_PROBLEM TO SOLVE_:
Look through the data below. Pick out the lines holding the string "this".

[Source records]
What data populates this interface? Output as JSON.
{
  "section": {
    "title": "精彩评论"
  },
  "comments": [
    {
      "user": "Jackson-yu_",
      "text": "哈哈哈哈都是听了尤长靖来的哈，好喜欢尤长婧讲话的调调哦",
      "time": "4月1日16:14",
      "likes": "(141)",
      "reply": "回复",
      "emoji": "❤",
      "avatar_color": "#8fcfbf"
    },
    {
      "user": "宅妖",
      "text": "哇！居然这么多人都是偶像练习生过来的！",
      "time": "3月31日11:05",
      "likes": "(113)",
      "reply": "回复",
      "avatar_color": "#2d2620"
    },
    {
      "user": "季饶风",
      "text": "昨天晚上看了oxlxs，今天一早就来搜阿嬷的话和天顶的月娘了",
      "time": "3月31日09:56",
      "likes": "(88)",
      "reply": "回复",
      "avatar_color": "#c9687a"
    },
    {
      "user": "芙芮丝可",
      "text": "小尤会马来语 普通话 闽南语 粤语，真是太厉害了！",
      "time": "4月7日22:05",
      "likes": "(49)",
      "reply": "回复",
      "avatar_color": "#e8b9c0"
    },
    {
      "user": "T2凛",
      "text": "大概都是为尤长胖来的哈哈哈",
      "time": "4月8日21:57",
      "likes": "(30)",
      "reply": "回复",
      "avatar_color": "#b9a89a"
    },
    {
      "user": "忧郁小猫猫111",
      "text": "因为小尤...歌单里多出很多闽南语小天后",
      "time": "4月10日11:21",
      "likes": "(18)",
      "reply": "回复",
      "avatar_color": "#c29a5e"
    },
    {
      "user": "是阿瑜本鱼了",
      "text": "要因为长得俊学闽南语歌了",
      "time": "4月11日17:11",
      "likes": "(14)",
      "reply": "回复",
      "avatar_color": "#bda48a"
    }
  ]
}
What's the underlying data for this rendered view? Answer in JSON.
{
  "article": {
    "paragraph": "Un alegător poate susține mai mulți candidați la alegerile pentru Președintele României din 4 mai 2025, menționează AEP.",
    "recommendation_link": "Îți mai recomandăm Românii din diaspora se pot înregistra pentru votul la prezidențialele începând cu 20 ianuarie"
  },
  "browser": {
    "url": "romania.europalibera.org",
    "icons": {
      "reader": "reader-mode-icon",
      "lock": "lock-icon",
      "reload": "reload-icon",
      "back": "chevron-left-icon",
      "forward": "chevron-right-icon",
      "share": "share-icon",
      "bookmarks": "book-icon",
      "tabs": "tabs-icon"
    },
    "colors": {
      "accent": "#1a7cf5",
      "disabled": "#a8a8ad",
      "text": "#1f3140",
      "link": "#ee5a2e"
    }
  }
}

_ANSWER SECTION_:
What data populates this interface? Output as JSON.
What's the underlying data for this rendered view? Answer in JSON.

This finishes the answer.